OS is Ubuntu 14.04 and I compile C:B from trunk every two weeks or so on that machine itself.
That is, C::B actually can run on an older machine, even with larger projects like C::B. Compiling is of course slower, Apart from
that, C::B is fine. In case you are tight on memory, you might consider to disable code-completion.

I also exchanged the HD against an SSD. Although startup time improves substantially, the compiletime does not decrease
the same way, at least on linux. When you start compiling with gcc or clang, the HD-LED flickers only for a few seconds.
From that on it does so relatively sparingly. On Windows, on the other hand, when I compile with Visual Studio the HD-LED
flickers throughout the whole compilation heavily (even without anti-virus). The easiest way to improve the situation on an
old machine is to put more memory in and perhaps use a ramdisk. RAM gives the best bang for the buck.

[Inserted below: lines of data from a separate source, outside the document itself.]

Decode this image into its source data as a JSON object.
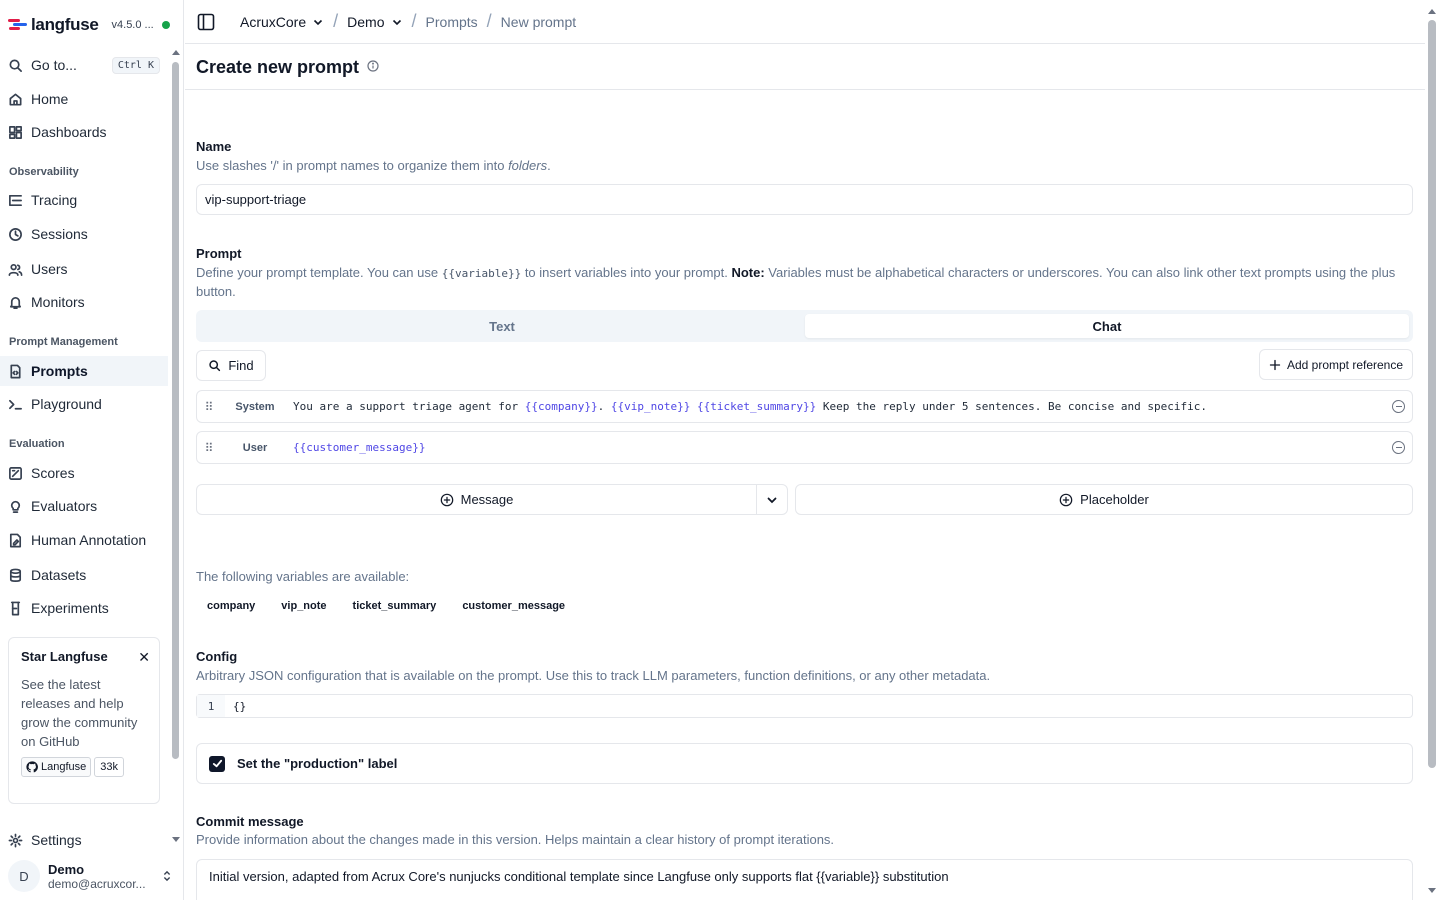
{
  "app": {
    "brand_name": "langfuse",
    "version": "v4.5.0 ...",
    "colors": {
      "accent": "#0f172a",
      "status_ok": "#16a34a",
      "variable": "#4f46e5",
      "muted": "#64748b"
    }
  },
  "sidebar": {
    "goto": {
      "label": "Go to...",
      "shortcut": "Ctrl K"
    },
    "top_items": [
      {
        "label": "Home",
        "icon": "home-icon"
      },
      {
        "label": "Dashboards",
        "icon": "dashboard-icon"
      }
    ],
    "groups": [
      {
        "title": "Observability",
        "items": [
          {
            "label": "Tracing",
            "icon": "tracing-icon"
          },
          {
            "label": "Sessions",
            "icon": "clock-icon"
          },
          {
            "label": "Users",
            "icon": "users-icon"
          },
          {
            "label": "Monitors",
            "icon": "bell-icon"
          }
        ]
      },
      {
        "title": "Prompt Management",
        "items": [
          {
            "label": "Prompts",
            "icon": "file-code-icon",
            "active": true
          },
          {
            "label": "Playground",
            "icon": "terminal-icon"
          }
        ]
      },
      {
        "title": "Evaluation",
        "items": [
          {
            "label": "Scores",
            "icon": "score-icon"
          },
          {
            "label": "Evaluators",
            "icon": "lightbulb-icon"
          },
          {
            "label": "Human Annotation",
            "icon": "annotation-icon"
          },
          {
            "label": "Datasets",
            "icon": "database-icon"
          },
          {
            "label": "Experiments",
            "icon": "flask-icon"
          }
        ]
      }
    ],
    "star_card": {
      "title": "Star Langfuse",
      "text": "See the latest releases and help grow the community on GitHub",
      "github_label": "Langfuse",
      "github_count": "33k"
    },
    "settings": "Settings",
    "user": {
      "initial": "D",
      "name": "Demo",
      "email": "demo@acruxcor..."
    }
  },
  "topbar": {
    "org": "AcruxCore",
    "project": "Demo",
    "section": "Prompts",
    "page": "New prompt"
  },
  "page": {
    "title": "Create new prompt",
    "name": {
      "label": "Name",
      "desc_before": "Use slashes '/' in prompt names to organize them into ",
      "desc_em": "folders",
      "desc_after": ".",
      "value": "vip-support-triage"
    },
    "prompt": {
      "label": "Prompt",
      "desc_1": "Define your prompt template. You can use ",
      "desc_code": "{{variable}}",
      "desc_2": " to insert variables into your prompt. ",
      "desc_note": "Note:",
      "desc_3": " Variables must be alphabetical characters or underscores. You can also link other text prompts using the plus button.",
      "tabs": {
        "text": "Text",
        "chat": "Chat"
      },
      "find": "Find",
      "add_reference": "Add prompt reference",
      "messages": [
        {
          "role": "System",
          "parts": [
            [
              "You are a support triage agent for ",
              false
            ],
            [
              "{{company}}",
              true
            ],
            [
              ". ",
              false
            ],
            [
              "{{vip_note}}",
              true
            ],
            [
              " ",
              false
            ],
            [
              "{{ticket_summary}}",
              true
            ],
            [
              " Keep the reply under 5 sentences. Be concise and specific.",
              false
            ]
          ]
        },
        {
          "role": "User",
          "parts": [
            [
              "{{customer_message}}",
              true
            ]
          ]
        }
      ],
      "add_message": "Message",
      "add_placeholder": "Placeholder"
    },
    "variables": {
      "label": "The following variables are available:",
      "items": [
        "company",
        "vip_note",
        "ticket_summary",
        "customer_message"
      ]
    },
    "config": {
      "label": "Config",
      "desc": "Arbitrary JSON configuration that is available on the prompt. Use this to track LLM parameters, function definitions, or any other metadata.",
      "line_number": "1",
      "value": "{}"
    },
    "production_label": "Set the \"production\" label",
    "commit": {
      "label": "Commit message",
      "desc": "Provide information about the changes made in this version. Helps maintain a clear history of prompt iterations.",
      "value": "Initial version, adapted from Acrux Core's nunjucks conditional template since Langfuse only supports flat {{variable}} substitution"
    }
  }
}
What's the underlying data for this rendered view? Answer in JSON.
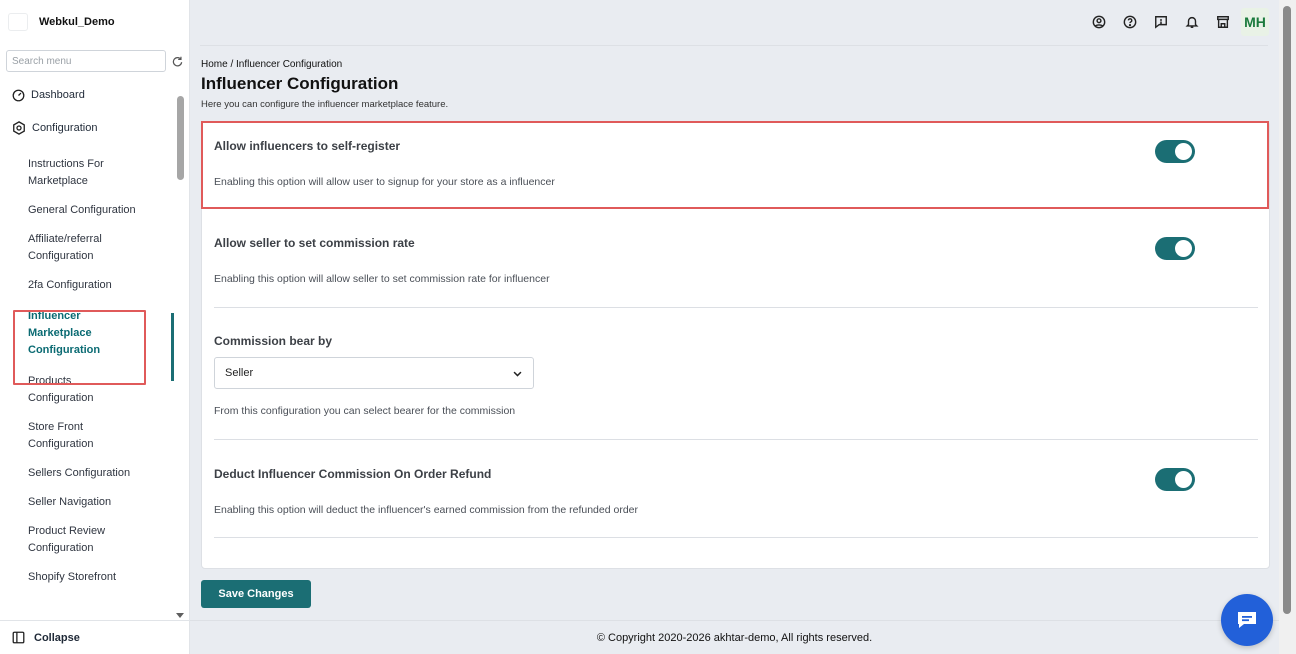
{
  "sidebar": {
    "brand": "Webkul_Demo",
    "search_placeholder": "Search menu",
    "dashboard": "Dashboard",
    "configuration": "Configuration",
    "items": [
      "Instructions For Marketplace",
      "General Configuration",
      "Affiliate/referral Configuration",
      "2fa Configuration",
      "Influencer Marketplace Configuration",
      "Products Configuration",
      "Store Front Configuration",
      "Sellers Configuration",
      "Seller Navigation",
      "Product Review Configuration",
      "Shopify Storefront"
    ],
    "collapse": "Collapse"
  },
  "header": {
    "avatar_initials": "MH",
    "icons": [
      "user-circle-icon",
      "help-icon",
      "feedback-icon",
      "bell-icon",
      "store-icon"
    ]
  },
  "main": {
    "breadcrumb": "Home / Influencer Configuration",
    "title": "Influencer Configuration",
    "subtitle": "Here you can configure the influencer marketplace feature.",
    "settings": [
      {
        "title": "Allow influencers to self-register",
        "desc": "Enabling this option will allow user to signup for your store as a influencer",
        "enabled": true
      },
      {
        "title": "Allow seller to set commission rate",
        "desc": "Enabling this option will allow seller to set commission rate for influencer",
        "enabled": true
      },
      {
        "title": "Commission bear by",
        "selected": "Seller",
        "desc": "From this configuration you can select bearer for the commission"
      },
      {
        "title": "Deduct Influencer Commission On Order Refund",
        "desc": "Enabling this option will deduct the influencer's earned commission from the refunded order",
        "enabled": true
      }
    ],
    "save_label": "Save Changes"
  },
  "footer": {
    "copyright": "© Copyright 2020-2026 akhtar-demo, All rights reserved."
  },
  "colors": {
    "accent": "#1b6e74",
    "highlight": "#e05a5a",
    "chat": "#2260d9"
  }
}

When I first got it it had only 1GB RAM and Windows Vista. Starting even the bare Vista OS was so painfully slow, let alone daring to
start a non-trivial program like an IDE. Windows 7 is better but it depends on having enough memory to run a full-blown IDE.

I hope, the repair guy did not advise against security updates for programs (like the flash raynebc mentioned). Do your other, older applications still get those?